Contrary to popular belief, you can never have too much of a good thing. Especially when that “thing” is match-play golf.
That’s why it was good news on Tuesday when the European Ryder Cup team and DP World Tour added the latest offering to the growing world of match play. In a press release the DP World Tour announced the creation of a new team-style event in the vein of the Presidents Cup called the “Hero Cup.” Like its PGA Tour counterpart, the event will be competed opposite the Ryder Cup on the pro golf schedule and will serve as preparation for the Ryder Cup constituency — a group that is growing younger and less experienced by the day as LIV Golf defections mount.
The event will pit the top players of Great Britain and Ireland against those from the rest of the continent and will be played from Jan. 13-15, 2023 in Abu Dhabi. In crafting the new competition, the Ryder Cup is tapping into the geographic divides originally formed by the Walker Cup, which pits junior golfers from Great Britain and Ireland against those from the United States. European Ryder Cup captain Luke Donald will play a role in the team selection process and was instrumental in the creation of the event.

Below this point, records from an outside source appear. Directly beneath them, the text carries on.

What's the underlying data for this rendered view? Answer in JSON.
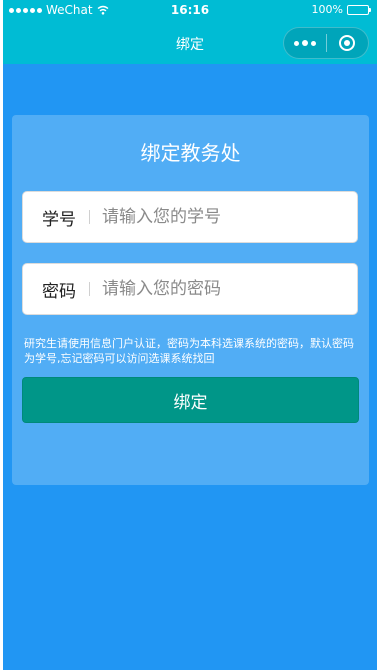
{
  "status_bar": {
    "carrier": "WeChat",
    "time": "16:16",
    "battery": "100%",
    "signal_icon": "signal-dots-icon",
    "wifi_icon": "wifi-icon",
    "battery_icon": "battery-icon"
  },
  "nav": {
    "title": "绑定",
    "more_icon": "more-dots-icon",
    "close_icon": "close-circle-icon"
  },
  "card": {
    "title": "绑定教务处",
    "student_id": {
      "label": "学号",
      "placeholder": "请输入您的学号",
      "value": ""
    },
    "password": {
      "label": "密码",
      "placeholder": "请输入您的密码",
      "value": ""
    },
    "hint": "研究生请使用信息门户认证，密码为本科选课系统的密码，默认密码为学号,忘记密码可以访问选课系统找回",
    "button_label": "绑定"
  },
  "colors": {
    "background": "#2196f3",
    "nav_bar": "#00bcd4",
    "button": "#009688"
  }
}
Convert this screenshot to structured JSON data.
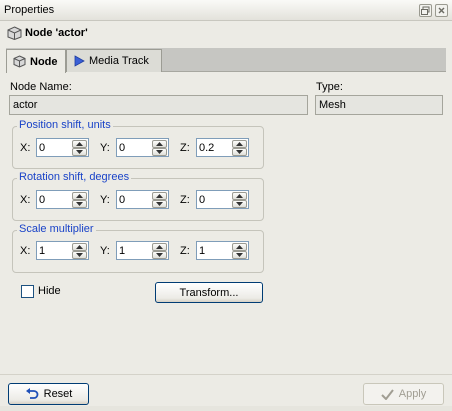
{
  "window": {
    "title": "Properties",
    "icons": [
      "restore-icon",
      "close-icon"
    ]
  },
  "header": {
    "title": "Node 'actor'",
    "icon": "cube-icon"
  },
  "tabs": [
    {
      "label": "Node",
      "icon": "cube-icon",
      "active": true
    },
    {
      "label": "Media Track",
      "icon": "play-icon",
      "active": false
    }
  ],
  "node_name": {
    "label": "Node Name:",
    "value": "actor"
  },
  "type": {
    "label": "Type:",
    "value": "Mesh"
  },
  "position": {
    "title": "Position shift, units",
    "x_label": "X:",
    "x": "0",
    "y_label": "Y:",
    "y": "0",
    "z_label": "Z:",
    "z": "0.2"
  },
  "rotation": {
    "title": "Rotation shift, degrees",
    "x_label": "X:",
    "x": "0",
    "y_label": "Y:",
    "y": "0",
    "z_label": "Z:",
    "z": "0"
  },
  "scale": {
    "title": "Scale multiplier",
    "x_label": "X:",
    "x": "1",
    "y_label": "Y:",
    "y": "1",
    "z_label": "Z:",
    "z": "1"
  },
  "hide": {
    "label": "Hide",
    "checked": false
  },
  "transform_button": {
    "label": "Transform..."
  },
  "reset_button": {
    "label": "Reset",
    "icon": "undo-arrow-icon"
  },
  "apply_button": {
    "label": "Apply",
    "icon": "checkmark-icon",
    "enabled": false
  },
  "colors": {
    "group_title": "#1a43c8",
    "background": "#ecebe5",
    "focus_border": "#003c74"
  }
}
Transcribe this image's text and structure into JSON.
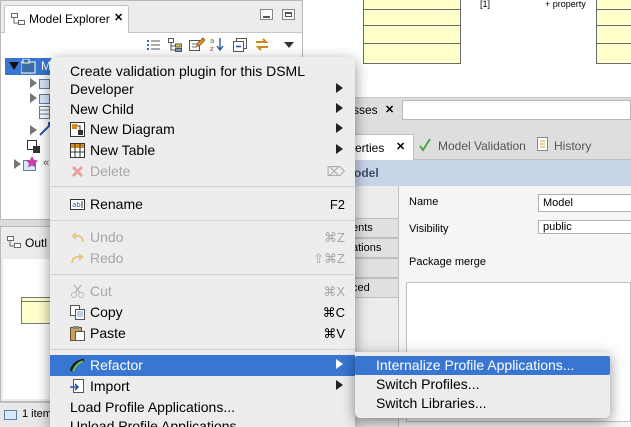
{
  "model_explorer": {
    "title": "Model Explorer",
    "close_symbol": "✕",
    "tree_root_label": "M",
    "tree_profile_label": "«"
  },
  "outline": {
    "title": "Outl"
  },
  "status_bar": {
    "text": "1 item"
  },
  "diagram": {
    "multiplicity": "[1]",
    "property_label": "+ property"
  },
  "editor": {
    "classes_tab_label": "sses",
    "properties_tab_label": "erties",
    "model_validation_tab_label": "Model Validation",
    "history_tab_label": "History",
    "header_title": "odel"
  },
  "properties": {
    "side_tabs": [
      "ents",
      "ations",
      "",
      "ced"
    ],
    "name_label": "Name",
    "name_value": "Model",
    "visibility_label": "Visibility",
    "visibility_value": "public",
    "package_merge_label": "Package merge"
  },
  "context_menu": {
    "items": [
      {
        "label": "Create validation plugin for this DSML",
        "icon": ""
      },
      {
        "label": "Developer",
        "icon": "",
        "submenu": true
      },
      {
        "label": "New Child",
        "icon": "",
        "submenu": true
      },
      {
        "label": "New Diagram",
        "icon": "new-diagram-icon",
        "submenu": true
      },
      {
        "label": "New Table",
        "icon": "new-table-icon",
        "submenu": true
      },
      {
        "label": "Delete",
        "icon": "delete-icon",
        "disabled": true,
        "shortcut": "⌦"
      },
      {
        "label": "Rename",
        "icon": "rename-icon",
        "shortcut": "F2"
      },
      {
        "label": "Undo",
        "icon": "undo-icon",
        "disabled": true,
        "shortcut": "⌘Z"
      },
      {
        "label": "Redo",
        "icon": "redo-icon",
        "disabled": true,
        "shortcut": "⇧⌘Z"
      },
      {
        "label": "Cut",
        "icon": "cut-icon",
        "disabled": true,
        "shortcut": "⌘X"
      },
      {
        "label": "Copy",
        "icon": "copy-icon",
        "shortcut": "⌘C"
      },
      {
        "label": "Paste",
        "icon": "paste-icon",
        "shortcut": "⌘V"
      },
      {
        "label": "Refactor",
        "icon": "refactor-icon",
        "submenu": true,
        "selected": true
      },
      {
        "label": "Import",
        "icon": "import-icon",
        "submenu": true
      },
      {
        "label": "Load Profile Applications...",
        "icon": ""
      },
      {
        "label": "Unload Profile Applications...",
        "icon": ""
      }
    ]
  },
  "refactor_submenu": {
    "items": [
      {
        "label": "Internalize Profile Applications...",
        "selected": true
      },
      {
        "label": "Switch Profiles..."
      },
      {
        "label": "Switch Libraries..."
      }
    ]
  },
  "colors": {
    "menu_background": "#ededed",
    "selection": "#3876d2",
    "uml_class_fill": "#ffffcc",
    "properties_header": "#c7d3e6"
  }
}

“I spoke to a number of former Ryder Cup Captains who were strong advocates of how similar events in the past have benefitted players who were pushing to make Ryder Cup teams, as well as their own captaincy journey,” Donald said in a release.
Now, with the DP World Tour and Team Europe preparing to create the first major team-style event since the formation of the Presidents Cup some three decades ago, here’s a modest list of some of the things we’re hoping to see from the new outfit.

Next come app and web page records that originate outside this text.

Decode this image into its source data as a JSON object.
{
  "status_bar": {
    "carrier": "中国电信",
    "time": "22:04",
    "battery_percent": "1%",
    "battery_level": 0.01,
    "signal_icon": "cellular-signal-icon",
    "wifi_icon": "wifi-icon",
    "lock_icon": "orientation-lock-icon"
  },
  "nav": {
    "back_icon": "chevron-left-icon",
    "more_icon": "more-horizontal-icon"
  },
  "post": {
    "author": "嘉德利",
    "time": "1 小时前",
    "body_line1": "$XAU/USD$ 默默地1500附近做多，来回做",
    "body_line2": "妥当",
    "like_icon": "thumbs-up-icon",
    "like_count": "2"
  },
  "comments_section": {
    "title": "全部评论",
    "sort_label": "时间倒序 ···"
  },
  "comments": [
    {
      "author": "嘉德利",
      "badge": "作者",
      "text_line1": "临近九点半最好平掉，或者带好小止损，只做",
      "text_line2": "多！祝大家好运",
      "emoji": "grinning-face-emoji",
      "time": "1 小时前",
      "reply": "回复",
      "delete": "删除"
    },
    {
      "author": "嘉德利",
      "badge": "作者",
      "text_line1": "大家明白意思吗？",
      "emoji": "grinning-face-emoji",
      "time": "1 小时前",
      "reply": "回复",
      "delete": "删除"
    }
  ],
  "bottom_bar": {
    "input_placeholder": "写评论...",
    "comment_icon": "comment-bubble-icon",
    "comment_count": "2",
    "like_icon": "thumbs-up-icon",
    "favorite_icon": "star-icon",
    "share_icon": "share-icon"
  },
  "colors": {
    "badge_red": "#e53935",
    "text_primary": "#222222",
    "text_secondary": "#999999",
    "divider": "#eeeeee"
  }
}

1. Historic courses
Match-play events aren’t beholden to our ideas of what a tournament “should be,” which makes venue selection all the more fun. Length, location, par — all of these things are irrelevant as far as match play is concerned. The principle — and some would argue only — factor in picking a match-play venue should be entertainment value, and fortunately for the DP World Tour, there are no shortage of fun courses in Europe and beyond worth choosing from.
With the Presidents Cup, the PGA Tour has too often fallen into the habit of picking traditional Tour venues and blase setups in the name of profitability. That’s great if you have access to a hospitality tent, but decidedly less so if you’re one of the millions watching from home. The 2019 Presidents Cup at Royal Melbourne represented a striking shift from this ethos and helped to propel what was largely regarded as the most entertaining iteration of the event ever, even with the event being broadcast back in the States at all hours of the night.

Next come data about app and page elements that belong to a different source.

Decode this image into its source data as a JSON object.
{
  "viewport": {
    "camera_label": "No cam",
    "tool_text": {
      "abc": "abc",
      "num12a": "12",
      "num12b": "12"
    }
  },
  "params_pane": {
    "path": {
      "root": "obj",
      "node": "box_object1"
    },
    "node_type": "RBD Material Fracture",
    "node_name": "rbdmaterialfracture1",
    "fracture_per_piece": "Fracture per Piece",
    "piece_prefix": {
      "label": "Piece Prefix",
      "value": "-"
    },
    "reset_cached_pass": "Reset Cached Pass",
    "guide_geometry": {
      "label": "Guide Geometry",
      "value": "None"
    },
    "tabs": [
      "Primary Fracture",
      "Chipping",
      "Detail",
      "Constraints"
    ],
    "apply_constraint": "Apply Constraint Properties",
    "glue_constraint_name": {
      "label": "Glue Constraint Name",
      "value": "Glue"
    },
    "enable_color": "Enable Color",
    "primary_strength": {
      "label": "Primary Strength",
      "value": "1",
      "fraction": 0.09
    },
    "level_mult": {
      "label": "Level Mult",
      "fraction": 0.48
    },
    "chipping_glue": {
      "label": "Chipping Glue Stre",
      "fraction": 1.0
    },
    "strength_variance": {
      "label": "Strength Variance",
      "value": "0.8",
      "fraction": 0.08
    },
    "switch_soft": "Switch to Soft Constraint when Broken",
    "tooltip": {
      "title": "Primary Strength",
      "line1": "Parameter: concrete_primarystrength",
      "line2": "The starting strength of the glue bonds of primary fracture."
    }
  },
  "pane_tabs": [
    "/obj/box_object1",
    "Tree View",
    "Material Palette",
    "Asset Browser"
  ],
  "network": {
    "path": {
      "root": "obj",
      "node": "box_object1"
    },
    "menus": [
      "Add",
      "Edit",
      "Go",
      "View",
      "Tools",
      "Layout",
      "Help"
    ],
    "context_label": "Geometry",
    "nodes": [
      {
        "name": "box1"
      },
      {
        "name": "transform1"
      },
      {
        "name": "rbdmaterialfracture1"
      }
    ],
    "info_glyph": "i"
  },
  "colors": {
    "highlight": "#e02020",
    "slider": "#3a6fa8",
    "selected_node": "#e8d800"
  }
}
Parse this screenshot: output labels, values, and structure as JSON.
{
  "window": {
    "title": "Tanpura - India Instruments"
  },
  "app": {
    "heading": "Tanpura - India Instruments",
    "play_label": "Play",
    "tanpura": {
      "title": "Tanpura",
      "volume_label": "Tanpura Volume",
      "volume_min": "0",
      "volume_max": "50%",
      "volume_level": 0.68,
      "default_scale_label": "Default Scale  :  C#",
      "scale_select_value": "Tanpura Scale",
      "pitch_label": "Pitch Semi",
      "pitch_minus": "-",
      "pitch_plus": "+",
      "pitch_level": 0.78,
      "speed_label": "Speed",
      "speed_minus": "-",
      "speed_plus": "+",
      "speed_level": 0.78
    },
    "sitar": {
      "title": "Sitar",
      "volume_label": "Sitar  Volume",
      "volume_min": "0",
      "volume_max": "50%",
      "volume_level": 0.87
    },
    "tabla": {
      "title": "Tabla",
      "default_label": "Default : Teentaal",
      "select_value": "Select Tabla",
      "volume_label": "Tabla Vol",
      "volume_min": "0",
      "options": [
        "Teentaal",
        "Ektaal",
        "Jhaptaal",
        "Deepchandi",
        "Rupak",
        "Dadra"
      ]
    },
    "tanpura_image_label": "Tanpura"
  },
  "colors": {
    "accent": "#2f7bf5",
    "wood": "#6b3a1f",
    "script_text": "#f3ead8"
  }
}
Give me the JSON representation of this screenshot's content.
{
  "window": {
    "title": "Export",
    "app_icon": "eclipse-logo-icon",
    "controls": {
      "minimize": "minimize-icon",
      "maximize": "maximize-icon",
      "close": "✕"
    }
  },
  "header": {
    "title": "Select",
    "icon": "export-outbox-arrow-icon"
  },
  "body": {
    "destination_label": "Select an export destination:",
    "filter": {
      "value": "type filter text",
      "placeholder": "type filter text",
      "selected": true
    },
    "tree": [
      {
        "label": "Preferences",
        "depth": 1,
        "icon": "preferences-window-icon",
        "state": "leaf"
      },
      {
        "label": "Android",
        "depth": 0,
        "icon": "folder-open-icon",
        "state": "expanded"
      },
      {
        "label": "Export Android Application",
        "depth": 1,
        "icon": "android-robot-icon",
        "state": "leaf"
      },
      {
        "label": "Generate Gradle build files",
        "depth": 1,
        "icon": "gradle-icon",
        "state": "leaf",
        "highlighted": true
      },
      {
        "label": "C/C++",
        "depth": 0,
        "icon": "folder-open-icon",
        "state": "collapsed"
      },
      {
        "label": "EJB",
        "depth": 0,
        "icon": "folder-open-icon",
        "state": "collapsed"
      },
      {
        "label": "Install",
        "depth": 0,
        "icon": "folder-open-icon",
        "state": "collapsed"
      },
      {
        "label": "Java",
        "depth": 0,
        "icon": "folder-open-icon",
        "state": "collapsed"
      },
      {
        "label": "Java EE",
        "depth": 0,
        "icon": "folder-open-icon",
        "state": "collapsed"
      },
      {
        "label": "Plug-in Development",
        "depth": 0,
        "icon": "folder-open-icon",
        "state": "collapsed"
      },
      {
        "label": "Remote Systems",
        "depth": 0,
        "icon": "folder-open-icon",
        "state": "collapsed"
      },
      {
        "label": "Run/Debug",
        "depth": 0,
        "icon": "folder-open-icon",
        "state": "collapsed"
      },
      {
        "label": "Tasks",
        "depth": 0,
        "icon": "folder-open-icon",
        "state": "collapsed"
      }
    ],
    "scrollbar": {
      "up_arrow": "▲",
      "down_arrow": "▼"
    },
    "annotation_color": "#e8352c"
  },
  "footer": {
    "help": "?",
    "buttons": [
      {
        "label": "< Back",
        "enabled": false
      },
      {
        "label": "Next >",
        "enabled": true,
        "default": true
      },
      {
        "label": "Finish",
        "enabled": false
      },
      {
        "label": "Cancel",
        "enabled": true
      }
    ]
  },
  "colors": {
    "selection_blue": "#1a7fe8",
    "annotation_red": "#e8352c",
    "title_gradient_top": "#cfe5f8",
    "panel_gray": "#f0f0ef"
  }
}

If the DP World Tour is smart, they’ll lean into the continent’s history in choosing venues for the Hero Cup. Who’s to say that Prestwick, Portmarnock, Royal County Down and other famed links courses outside the Open rota aren’t perfect fits for this event?
2. Exotic venues
Abu Dhabi is a good start, but in the years outside of the GB&I, it’d be lovely to see the event travel into some of Europe’s most exotic golf destinations. We know so little about golf superpowers like Spain and Italy, and even less about more off-the-beaten-path destinations like France, Sweden and Norway. Why not lean further into the unknown? It could be a boon not only for participation within the country, but also for tourism dollars down the line. (And while we’re talking pie-in-the-sky, yes, Icleand would be a sick host.)
3. Better teams
If there’s one thing the PGA Tour has done relatively well with the development of the Presidents Cup, it’s in building a brand identity for both sides (of course, there’s room to squabble over whether that development was the Tour’s doing, or the players themselves). The recent commitment to growing the “International” brand has paid dividends in establishing what could be reasonably called a “rivalry” between the two sides, and has provided the unusual benefit of team-specific merchandise sales. There’s plenty of room to do the same with the Hero Cup, building an environment of competition that could make for easier watching for casual fans. (And if it comes with the added benefit of an extra pro golf rivalry or two, even better.)
4a. Better broadcasts
Too often it feels like the broadcasts for the Ryder and Presidents Cups get lost trying to be a traditional golf tournament. If LIV’s growth has shown us anything, it’s that golf broadcasts can shift their tenor to match the event. I’d love to see the Hero Cup capture some of LIV’s energy while losing most (or all) of its self-promotional air.
Also, golf’s obsession with names like “fourball” and “foursomes” befuddles me. Match-play competitions are the purest form of golf entertainment for casual fans; simplifying the language (to say nothing of the scoring system) is the no-brainer to end all no-brainers. (Lest we forget that until legendary CBS Sports producer Frank Chirkinian came along, golf scores were counted in total strokes, not over-and-under-par.)
4b. Better characters
Really, what I’m asking for is for the networks to pipe in audio from the captains’ earpieces, but I wouldn’t be opposed to a more player-centric broadcast with added emphasis on on-course microphones and match-specific commentary.
5. Better uniforms
Seriously? Are these the best Team Europe could do at last year’s Ryder Cup? Let’s get Gucci and Burberry on the horn and leave these guys looking like they walked off the runway at New York Fashion Week.